Akash Modi, the reigning NCAA champion who has developed a friendly rivalry with Moldauer during their collegiate careers, began the night with the best chance at chasing down Moldauer but ended up fourth thanks to significant form breaks on pommel horse and high bar.

"I wouldn't say it was a terrible day," Modi said. "I just wasn't really `on.' I didn't attack."

Olympic bronze medalist Alex Naddour likely locked up a spot on the six-man world championship team with a 15.250 on pommel horse, his signature event. Naddour made an "I see you" gesture after nailing his dismount on pommels, a nod to the rest of the field that awaits at the world championships in Montreal in October.


"Wanted to let them know I'm coming for them," Naddour said. "It's not going to be easy this year."

Baltimore's Donnell Whittenburg (Edgewood) went through another uneven night but finished with a flourish, posting a 14.850 on still rings and a 15.000 on vault to surge past Modi and into third. The importance of reaching the all-around podium wasn't lost on Whittenburg, a stunning omission from the Olympic team last summer. He's finally ready to put the disappointment behind him.

"I definitely feel the confidence and the energy going up for me," Whittenburg said.

Two-time Olympian and four-time national champion Sam Mikulak, recovering from a torn Achilles tendon, finished second on pommel horse and third on high bar to make a compelling case to high performance director Brett McClure that he's healthy enough to contribute to the world team.

Mikulak's injury, however, prevented him from competing in the all-around. Mikulak ceded the stage to Moldauer and Modi.

Moldauer talked about the need to just focus on the little picture and not the big one after taking a substantial lead in prelims. Maybe, but he appeared jittery during the start of finals. He sailed off the high bar on his first event, scoring a 12.8 that briefly opened the door for the rest of the field.


"I told myself it's one event," Moldauer said. "I have five other events I can make points on."
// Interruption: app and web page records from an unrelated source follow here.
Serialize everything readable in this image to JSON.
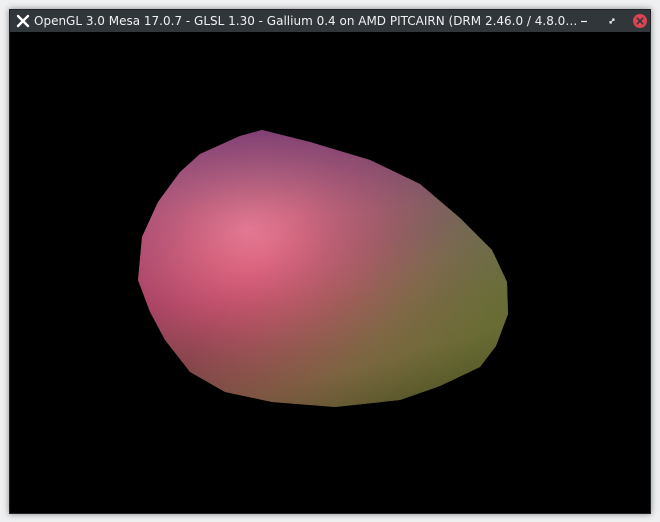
{
  "window": {
    "title": "OpenGL 3.0 Mesa 17.0.7 - GLSL 1.30 - Gallium 0.4 on AMD PITCAIRN (DRM 2.46.0 / 4.8.0-...",
    "controls": {
      "minimize_icon": "minimize-icon",
      "maximize_icon": "restore-icon",
      "close_icon": "close-icon"
    },
    "app_icon": "x-app-icon"
  },
  "colors": {
    "titlebar_bg": "#31363b",
    "titlebar_text": "#eff0f1",
    "close_button": "#da4453",
    "canvas_bg": "#000000",
    "shape_highlight": "#ff7090",
    "shape_magenta": "#8a2a78",
    "shape_green": "#557a3a"
  }
}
And he did, putting up a 14.950 on floor exercise that equaled the best of the night and put him firmly back in control. Needing only to avoid a total collapse on parallel bars to win, he could hear his teammates clapping as he neared his dismount. Moldauer nearly shorted it, his left leg hitting one of the bars on the way down. When his feet hit the mat and stuck, he raced to embrace Williams and celebrate a title that should make him a force in the program as he enters his prime.

While Williams, the Olympic team coach last summer, knows there's another level for Moldauer to reach. A national championship is an important step in the process.

"He's got a certain amount of cockiness," Williams said. "He wants to show people he's a performer and he can do really good gymnastics."